A very dear friend once spoke to me about this selfsame problem and said that when it comes down to it you just need to give your best 20%. If you are good at 20% of the things that you need in order to have a successful music industry brand then you are going to find success because you and blend your 20% with other peoples 20% and while there certainly might be some overlap, there also is going to be new stuff that you can’t handle on your own. Reaching out and bringing this knowledge from back to front, up and down is going to give you the sort of long term success that you want for your project to thrive. This is why you need to keep growing your team, because sooner or later you are going to have a group established who can tackle all aspects of the industry and make for a better and brighter future for everyone.
The obvious lesson that this ties too is that networking is key.
You need to constantly be able to find the next person who you can work with to bring both of your careers forward.

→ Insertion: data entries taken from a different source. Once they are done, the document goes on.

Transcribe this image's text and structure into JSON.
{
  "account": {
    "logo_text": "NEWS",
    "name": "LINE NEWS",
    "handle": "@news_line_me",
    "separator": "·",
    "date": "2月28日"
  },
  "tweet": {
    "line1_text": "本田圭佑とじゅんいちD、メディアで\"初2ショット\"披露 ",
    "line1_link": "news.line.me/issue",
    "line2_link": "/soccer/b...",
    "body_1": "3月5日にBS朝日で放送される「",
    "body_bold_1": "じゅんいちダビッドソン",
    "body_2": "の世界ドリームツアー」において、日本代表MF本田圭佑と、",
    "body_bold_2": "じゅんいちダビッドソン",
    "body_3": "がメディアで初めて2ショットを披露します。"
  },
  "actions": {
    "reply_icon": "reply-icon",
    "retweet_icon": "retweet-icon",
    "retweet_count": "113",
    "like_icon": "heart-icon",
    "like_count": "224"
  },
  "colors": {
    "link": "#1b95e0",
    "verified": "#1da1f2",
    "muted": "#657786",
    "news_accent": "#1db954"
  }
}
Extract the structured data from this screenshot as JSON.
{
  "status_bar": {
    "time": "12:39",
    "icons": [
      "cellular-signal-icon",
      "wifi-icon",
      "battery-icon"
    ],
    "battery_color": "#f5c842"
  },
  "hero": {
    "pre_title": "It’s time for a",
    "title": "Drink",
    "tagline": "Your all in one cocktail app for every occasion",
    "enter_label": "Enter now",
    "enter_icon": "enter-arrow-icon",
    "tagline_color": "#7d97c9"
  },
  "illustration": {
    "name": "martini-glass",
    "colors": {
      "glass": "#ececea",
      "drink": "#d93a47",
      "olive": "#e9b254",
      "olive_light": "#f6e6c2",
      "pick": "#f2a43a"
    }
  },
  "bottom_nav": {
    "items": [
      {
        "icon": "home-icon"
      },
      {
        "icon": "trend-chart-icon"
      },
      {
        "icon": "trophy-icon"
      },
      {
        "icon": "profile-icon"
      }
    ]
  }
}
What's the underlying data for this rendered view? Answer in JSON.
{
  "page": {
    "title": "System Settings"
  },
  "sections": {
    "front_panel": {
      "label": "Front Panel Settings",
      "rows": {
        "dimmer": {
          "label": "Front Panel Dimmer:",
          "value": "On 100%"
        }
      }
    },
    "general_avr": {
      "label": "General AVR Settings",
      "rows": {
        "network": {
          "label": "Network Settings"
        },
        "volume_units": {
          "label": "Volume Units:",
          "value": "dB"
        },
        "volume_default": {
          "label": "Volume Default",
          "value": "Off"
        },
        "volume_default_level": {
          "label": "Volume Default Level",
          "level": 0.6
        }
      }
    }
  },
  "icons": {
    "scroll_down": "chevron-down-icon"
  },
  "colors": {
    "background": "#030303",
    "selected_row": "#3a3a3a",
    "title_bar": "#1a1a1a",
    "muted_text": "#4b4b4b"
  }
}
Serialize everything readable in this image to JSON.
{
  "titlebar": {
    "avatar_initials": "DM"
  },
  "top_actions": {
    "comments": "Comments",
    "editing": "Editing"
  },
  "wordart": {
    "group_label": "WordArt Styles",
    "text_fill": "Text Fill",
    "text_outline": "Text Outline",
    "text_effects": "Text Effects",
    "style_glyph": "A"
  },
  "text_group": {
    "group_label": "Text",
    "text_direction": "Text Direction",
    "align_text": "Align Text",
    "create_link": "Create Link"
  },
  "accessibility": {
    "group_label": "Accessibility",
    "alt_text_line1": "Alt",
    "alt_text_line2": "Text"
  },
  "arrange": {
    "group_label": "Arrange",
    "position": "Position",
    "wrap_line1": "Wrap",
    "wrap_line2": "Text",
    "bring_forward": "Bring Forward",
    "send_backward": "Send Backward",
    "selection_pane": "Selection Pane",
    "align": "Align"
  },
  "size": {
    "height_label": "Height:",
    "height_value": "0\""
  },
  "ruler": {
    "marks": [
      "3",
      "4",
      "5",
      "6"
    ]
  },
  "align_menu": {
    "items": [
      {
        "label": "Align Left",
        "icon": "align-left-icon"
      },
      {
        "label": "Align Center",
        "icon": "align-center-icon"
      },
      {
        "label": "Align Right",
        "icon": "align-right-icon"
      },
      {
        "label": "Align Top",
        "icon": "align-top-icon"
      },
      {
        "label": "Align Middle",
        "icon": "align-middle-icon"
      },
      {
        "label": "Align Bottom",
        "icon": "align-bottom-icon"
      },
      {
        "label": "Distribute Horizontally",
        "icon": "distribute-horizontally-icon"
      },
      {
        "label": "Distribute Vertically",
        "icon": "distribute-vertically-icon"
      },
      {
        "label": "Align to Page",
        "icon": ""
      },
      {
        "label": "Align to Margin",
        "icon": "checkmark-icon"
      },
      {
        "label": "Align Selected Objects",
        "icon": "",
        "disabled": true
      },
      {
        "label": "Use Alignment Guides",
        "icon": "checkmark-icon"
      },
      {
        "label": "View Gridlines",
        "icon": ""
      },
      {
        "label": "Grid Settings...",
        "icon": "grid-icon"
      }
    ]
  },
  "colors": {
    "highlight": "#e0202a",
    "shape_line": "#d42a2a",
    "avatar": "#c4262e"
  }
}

You need to embrace the constant struggle that this industry can represent and use that as a way to drive forward. Sure you might just be friends with someone today but you know that three or four years down the line you might need to work with them and be able to create something great that the two of you can build up regularly. No one reasonable expects you to know everything but the do expect you to work fucking hard and bring new stuff to the table. Ow this applies to everyone. If you show you have an attitude of hard work and stick-to-itiveness that you can blend with a certain degree of likeability you are going to find success. You just need to be able to call attention to the 20% of the industry that you have somewhat under control and try to see how that can blend with other peoples talents.
I know that this is frustrating – in fact I would make the argument that general cluelessness is the way that the music industry usually shakes out. If you want to get far in this game you are going to have to have more than a little patience and a willingness to humbly explain shit that you think is simple. The ‘teacher’ element is going to be strong as you try and grow. Again just remember that you only need to have totally mastered a small chunk of it and you need to have a servants heart, even when networking. But if you’re smart and dedicated to your craft then finding a path is going to gradually become evident. Just realize that the constant explaining is just a part of it, it’s not you having dumb friends, everyone is a little dumb and love is the answer.